Top of GIVEN ENTRIES

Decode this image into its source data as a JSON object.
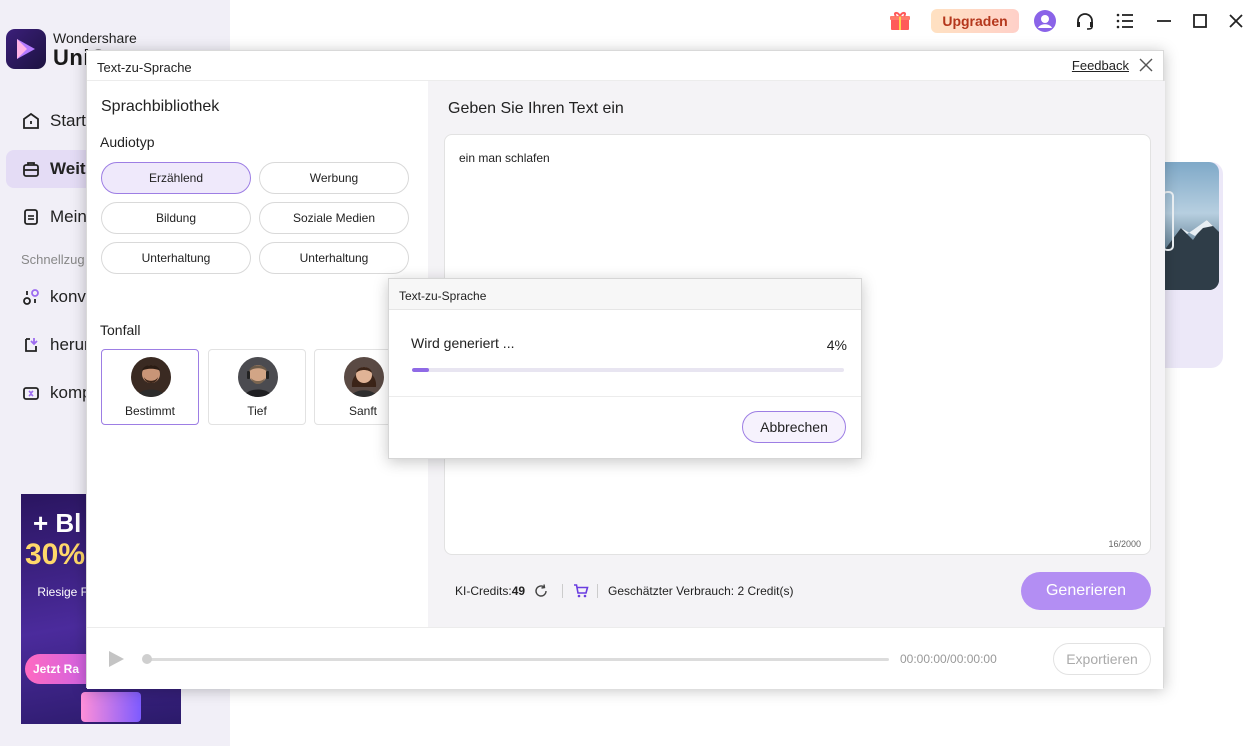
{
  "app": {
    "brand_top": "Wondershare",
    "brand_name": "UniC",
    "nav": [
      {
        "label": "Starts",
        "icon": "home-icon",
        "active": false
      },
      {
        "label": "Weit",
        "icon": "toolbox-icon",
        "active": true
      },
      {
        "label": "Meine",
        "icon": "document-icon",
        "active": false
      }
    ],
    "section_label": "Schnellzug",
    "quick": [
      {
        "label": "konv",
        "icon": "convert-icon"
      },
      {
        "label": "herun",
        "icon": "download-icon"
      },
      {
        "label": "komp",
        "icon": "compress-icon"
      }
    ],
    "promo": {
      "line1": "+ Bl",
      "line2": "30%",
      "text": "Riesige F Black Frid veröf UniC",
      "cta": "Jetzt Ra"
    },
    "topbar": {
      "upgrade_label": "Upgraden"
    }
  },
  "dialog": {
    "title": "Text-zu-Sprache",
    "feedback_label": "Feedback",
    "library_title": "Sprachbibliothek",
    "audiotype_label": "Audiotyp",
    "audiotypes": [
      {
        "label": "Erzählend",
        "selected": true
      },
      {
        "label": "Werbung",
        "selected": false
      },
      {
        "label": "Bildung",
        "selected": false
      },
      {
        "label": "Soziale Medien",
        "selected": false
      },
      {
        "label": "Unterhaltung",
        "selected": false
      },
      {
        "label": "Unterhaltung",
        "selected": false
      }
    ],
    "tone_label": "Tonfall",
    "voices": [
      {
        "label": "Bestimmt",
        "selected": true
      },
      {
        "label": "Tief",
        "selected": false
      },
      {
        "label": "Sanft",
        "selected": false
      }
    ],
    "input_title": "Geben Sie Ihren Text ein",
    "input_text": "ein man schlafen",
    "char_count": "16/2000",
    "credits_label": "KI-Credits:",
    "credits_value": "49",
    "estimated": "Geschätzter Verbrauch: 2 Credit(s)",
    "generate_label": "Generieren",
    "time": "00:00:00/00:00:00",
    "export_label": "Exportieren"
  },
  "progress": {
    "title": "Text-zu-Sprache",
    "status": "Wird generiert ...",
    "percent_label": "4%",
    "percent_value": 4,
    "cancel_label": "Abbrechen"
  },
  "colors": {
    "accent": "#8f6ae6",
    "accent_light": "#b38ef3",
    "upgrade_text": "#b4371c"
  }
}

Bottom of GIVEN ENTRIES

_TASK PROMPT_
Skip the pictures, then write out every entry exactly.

_EXERCISE SOLUTION_
Decode this image into its source data as a JSON object.
{
  "app": {
    "brand_top": "Wondershare",
    "brand_name": "UniC",
    "nav": [
      {
        "label": "Starts",
        "icon": "home-icon",
        "active": false
      },
      {
        "label": "Weit",
        "icon": "toolbox-icon",
        "active": true
      },
      {
        "label": "Meine",
        "icon": "document-icon",
        "active": false
      }
    ],
    "section_label": "Schnellzug",
    "quick": [
      {
        "label": "konv",
        "icon": "convert-icon"
      },
      {
        "label": "herun",
        "icon": "download-icon"
      },
      {
        "label": "komp",
        "icon": "compress-icon"
      }
    ],
    "promo": {
      "line1": "+ Bl",
      "line2": "30%",
      "text": "Riesige F Black Frid veröf UniC",
      "cta": "Jetzt Ra"
    },
    "topbar": {
      "upgrade_label": "Upgraden"
    }
  },
  "dialog": {
    "title": "Text-zu-Sprache",
    "feedback_label": "Feedback",
    "library_title": "Sprachbibliothek",
    "audiotype_label": "Audiotyp",
    "audiotypes": [
      {
        "label": "Erzählend",
        "selected": true
      },
      {
        "label": "Werbung",
        "selected": false
      },
      {
        "label": "Bildung",
        "selected": false
      },
      {
        "label": "Soziale Medien",
        "selected": false
      },
      {
        "label": "Unterhaltung",
        "selected": false
      },
      {
        "label": "Unterhaltung",
        "selected": false
      }
    ],
    "tone_label": "Tonfall",
    "voices": [
      {
        "label": "Bestimmt",
        "selected": true
      },
      {
        "label": "Tief",
        "selected": false
      },
      {
        "label": "Sanft",
        "selected": false
      }
    ],
    "input_title": "Geben Sie Ihren Text ein",
    "input_text": "ein man schlafen",
    "char_count": "16/2000",
    "credits_label": "KI-Credits:",
    "credits_value": "49",
    "estimated": "Geschätzter Verbrauch: 2 Credit(s)",
    "generate_label": "Generieren",
    "time": "00:00:00/00:00:00",
    "export_label": "Exportieren"
  },
  "progress": {
    "title": "Text-zu-Sprache",
    "status": "Wird generiert ...",
    "percent_label": "4%",
    "percent_value": 4,
    "cancel_label": "Abbrechen"
  },
  "colors": {
    "accent": "#8f6ae6",
    "accent_light": "#b38ef3",
    "upgrade_text": "#b4371c"
  }
}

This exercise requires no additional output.